┌─ Information shown

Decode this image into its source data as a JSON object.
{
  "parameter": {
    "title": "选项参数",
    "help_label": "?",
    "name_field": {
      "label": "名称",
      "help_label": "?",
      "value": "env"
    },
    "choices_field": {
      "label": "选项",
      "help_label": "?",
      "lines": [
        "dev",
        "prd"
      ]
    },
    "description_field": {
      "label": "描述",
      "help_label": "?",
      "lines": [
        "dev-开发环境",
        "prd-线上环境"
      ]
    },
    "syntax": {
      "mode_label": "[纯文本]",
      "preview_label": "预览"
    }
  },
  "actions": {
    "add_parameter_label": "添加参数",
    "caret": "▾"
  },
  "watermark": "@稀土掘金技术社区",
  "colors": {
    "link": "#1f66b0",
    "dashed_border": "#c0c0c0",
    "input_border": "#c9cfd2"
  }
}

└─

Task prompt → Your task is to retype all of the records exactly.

Your response →
Decode this image into its source data as a JSON object.
{
  "parameter": {
    "title": "选项参数",
    "help_label": "?",
    "name_field": {
      "label": "名称",
      "help_label": "?",
      "value": "env"
    },
    "choices_field": {
      "label": "选项",
      "help_label": "?",
      "lines": [
        "dev",
        "prd"
      ]
    },
    "description_field": {
      "label": "描述",
      "help_label": "?",
      "lines": [
        "dev-开发环境",
        "prd-线上环境"
      ]
    },
    "syntax": {
      "mode_label": "[纯文本]",
      "preview_label": "预览"
    }
  },
  "actions": {
    "add_parameter_label": "添加参数",
    "caret": "▾"
  },
  "watermark": "@稀土掘金技术社区",
  "colors": {
    "link": "#1f66b0",
    "dashed_border": "#c0c0c0",
    "input_border": "#c9cfd2"
  }
}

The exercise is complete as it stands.